The Loudhouse is the modern day American family dinner.
It is the restaurant where people come to sit and chat with their loved ones.
It’s where guests can have dinner, get dressed, and then go out for dinner.
A great example of the Loudhouse’s popularity can be found in the late 1980s and early 1990s, when the Loud House became synonymous with the food and entertainment industry.
This is a story of how Loudhouse rules became a household staple in the United States, where people still go out to dinner, dress up, and have dinner with friends.
How Loudhouse Rules Became a ‘Luxury’ Menu In the 1920s, the American consumerism boom was just beginning.
The 1920s was a golden age of American consumer capitalism.
In the United State, the consumerism craze was still in its infancy.
As consumerism grew, so did the demand for high-quality dining experiences.
High-end dining had become an essential part of the American lifestyle.
This demand for quality dining experiences was met by the introduction of the “luxury” menu.
In the 1920’s, when dinner was a great deal of fun, it was a popular dining option for the wealthy.
Diners could eat in luxurious restaurants that had a reputation for having the best food in town.
For the wealthy, the “Luxurious” menu was a way to express their personal taste and to have dinner parties with friends and family.
Luxuries became a way for rich people to express themselves and socialize with their friends and families.
There was a lot of controversy surrounding the Luxury Menu.
Many diners felt that this was an insult to the taste of the wealthy and that it would be offensive to poor people who would not be able to afford it.
At the time, the idea of high-end dinners being priced at $250 was very unusual.
One wealthy man even complained that this price was too high and said he wanted to spend $150.
Another wealthy man told The New York Times that he had spent $500 for his first dinner.
He went to dinner with his wife and daughter at a $100-per-plate dinner.
The restaurant was located at the Four Seasons Hotel.
His wife, who was a wealthy woman, was very displeased with this restaurant’s “Luxe” menu price.
She told the Times, “I’m going to get the money I deserve.”
After a while, the luxury-lounge-style dining experience became popular.
By the 1930s, a new trend began.
High-end restaurants were offering their meals for only $30 per person.
During World War II, the wealthy would pay to have a meal at a high-priced hotel or motel, as opposed to going to a restaurant.
Today, the high-cost of dining has become one of the most criticized aspects of the U.S. economy.
Americans still enjoy luxury dining.
In fact, in 2015, the restaurant industry generated more than $5.5 trillion in revenue.
People are more comfortable spending more than they were a generation ago.

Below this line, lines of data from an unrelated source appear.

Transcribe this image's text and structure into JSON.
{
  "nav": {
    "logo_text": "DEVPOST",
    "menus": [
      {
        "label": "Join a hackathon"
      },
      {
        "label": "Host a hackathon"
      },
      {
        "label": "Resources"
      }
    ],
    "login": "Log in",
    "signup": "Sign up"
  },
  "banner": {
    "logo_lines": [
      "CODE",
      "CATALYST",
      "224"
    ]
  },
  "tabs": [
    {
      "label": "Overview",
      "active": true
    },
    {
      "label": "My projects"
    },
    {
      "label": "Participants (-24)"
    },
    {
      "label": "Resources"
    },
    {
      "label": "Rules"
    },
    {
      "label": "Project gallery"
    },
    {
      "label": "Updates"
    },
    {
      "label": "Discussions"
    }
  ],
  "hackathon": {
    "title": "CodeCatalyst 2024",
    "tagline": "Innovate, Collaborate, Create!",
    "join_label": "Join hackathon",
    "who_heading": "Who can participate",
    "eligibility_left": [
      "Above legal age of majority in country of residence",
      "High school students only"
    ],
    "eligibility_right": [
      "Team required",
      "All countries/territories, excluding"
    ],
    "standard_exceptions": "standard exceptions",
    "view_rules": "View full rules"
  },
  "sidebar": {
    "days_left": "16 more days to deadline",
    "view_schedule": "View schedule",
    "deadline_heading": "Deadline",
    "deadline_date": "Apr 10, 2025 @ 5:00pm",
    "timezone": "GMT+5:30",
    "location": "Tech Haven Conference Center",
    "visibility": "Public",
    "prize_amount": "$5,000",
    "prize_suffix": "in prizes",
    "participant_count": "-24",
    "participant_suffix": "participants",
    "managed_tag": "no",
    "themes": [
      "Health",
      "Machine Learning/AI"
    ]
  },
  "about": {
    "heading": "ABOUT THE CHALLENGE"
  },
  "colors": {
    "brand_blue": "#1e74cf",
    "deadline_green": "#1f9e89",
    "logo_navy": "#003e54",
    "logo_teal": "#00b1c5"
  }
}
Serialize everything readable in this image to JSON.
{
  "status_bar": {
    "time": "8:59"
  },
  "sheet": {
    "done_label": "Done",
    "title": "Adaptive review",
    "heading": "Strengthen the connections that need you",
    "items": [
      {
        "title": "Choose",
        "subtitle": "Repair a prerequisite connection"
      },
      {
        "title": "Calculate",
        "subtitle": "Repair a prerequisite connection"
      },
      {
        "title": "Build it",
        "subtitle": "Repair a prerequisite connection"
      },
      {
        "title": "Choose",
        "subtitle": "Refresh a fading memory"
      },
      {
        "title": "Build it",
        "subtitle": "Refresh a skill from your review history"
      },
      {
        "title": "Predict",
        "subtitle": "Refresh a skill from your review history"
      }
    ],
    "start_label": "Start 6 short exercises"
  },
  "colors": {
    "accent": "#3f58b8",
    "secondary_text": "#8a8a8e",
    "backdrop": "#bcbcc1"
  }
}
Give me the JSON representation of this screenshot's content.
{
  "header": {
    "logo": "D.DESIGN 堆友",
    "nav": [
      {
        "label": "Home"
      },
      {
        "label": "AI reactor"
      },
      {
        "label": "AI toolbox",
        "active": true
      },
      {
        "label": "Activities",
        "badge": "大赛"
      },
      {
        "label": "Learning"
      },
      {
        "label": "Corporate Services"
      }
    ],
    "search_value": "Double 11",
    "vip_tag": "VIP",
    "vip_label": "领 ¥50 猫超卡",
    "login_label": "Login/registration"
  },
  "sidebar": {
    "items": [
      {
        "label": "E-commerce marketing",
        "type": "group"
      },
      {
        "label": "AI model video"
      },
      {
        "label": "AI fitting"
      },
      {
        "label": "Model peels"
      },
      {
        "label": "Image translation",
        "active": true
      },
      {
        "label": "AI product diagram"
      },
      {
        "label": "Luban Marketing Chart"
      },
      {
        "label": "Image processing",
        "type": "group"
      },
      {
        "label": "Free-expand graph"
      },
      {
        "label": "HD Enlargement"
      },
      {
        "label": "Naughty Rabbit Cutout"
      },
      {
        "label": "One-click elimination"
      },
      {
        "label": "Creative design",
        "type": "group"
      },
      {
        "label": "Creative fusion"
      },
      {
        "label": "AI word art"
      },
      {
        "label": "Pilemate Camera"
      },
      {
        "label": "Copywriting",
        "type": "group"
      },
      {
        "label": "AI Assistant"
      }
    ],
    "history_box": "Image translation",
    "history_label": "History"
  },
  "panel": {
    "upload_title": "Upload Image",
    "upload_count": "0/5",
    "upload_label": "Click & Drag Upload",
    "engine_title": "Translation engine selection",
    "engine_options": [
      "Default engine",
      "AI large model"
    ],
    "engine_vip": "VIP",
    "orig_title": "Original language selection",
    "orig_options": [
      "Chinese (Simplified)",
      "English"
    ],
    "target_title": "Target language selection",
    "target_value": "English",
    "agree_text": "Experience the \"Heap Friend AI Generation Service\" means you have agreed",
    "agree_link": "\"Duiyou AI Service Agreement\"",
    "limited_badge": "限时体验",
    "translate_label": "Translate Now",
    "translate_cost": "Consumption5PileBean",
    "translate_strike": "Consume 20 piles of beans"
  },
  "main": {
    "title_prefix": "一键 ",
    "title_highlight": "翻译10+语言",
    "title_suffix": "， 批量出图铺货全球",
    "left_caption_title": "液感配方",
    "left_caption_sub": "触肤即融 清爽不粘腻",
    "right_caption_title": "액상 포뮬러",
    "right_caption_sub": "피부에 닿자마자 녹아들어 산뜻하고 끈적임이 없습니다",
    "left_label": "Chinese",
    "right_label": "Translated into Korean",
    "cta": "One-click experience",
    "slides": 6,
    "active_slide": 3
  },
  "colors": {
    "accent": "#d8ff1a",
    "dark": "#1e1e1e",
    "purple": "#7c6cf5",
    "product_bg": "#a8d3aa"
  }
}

However, the modern-day “Loudhouse” dining experience has not been without controversy.
“The Loudhouse” is a restaurant that is not only a dining experience, but also an entertainment and social event.
According to the National Restaurant Association, over 70% of diners have never attended a “Lofty” dinner before.
While some diners feel that the “loudhouse,” the food that is served at “Lights Out” dinner parties, is not good enough, other diners claim that the menu is simply too expensive.
Despite all of the controversy surrounding “Lamps Out,” the “New England” restaurant industry has remained relatively untouched by the “American” culture war.
To say that there has been a lot changed in the past 30 years would be an understatement.
If you are interested in learning more about this topic, I suggest reading this blog post.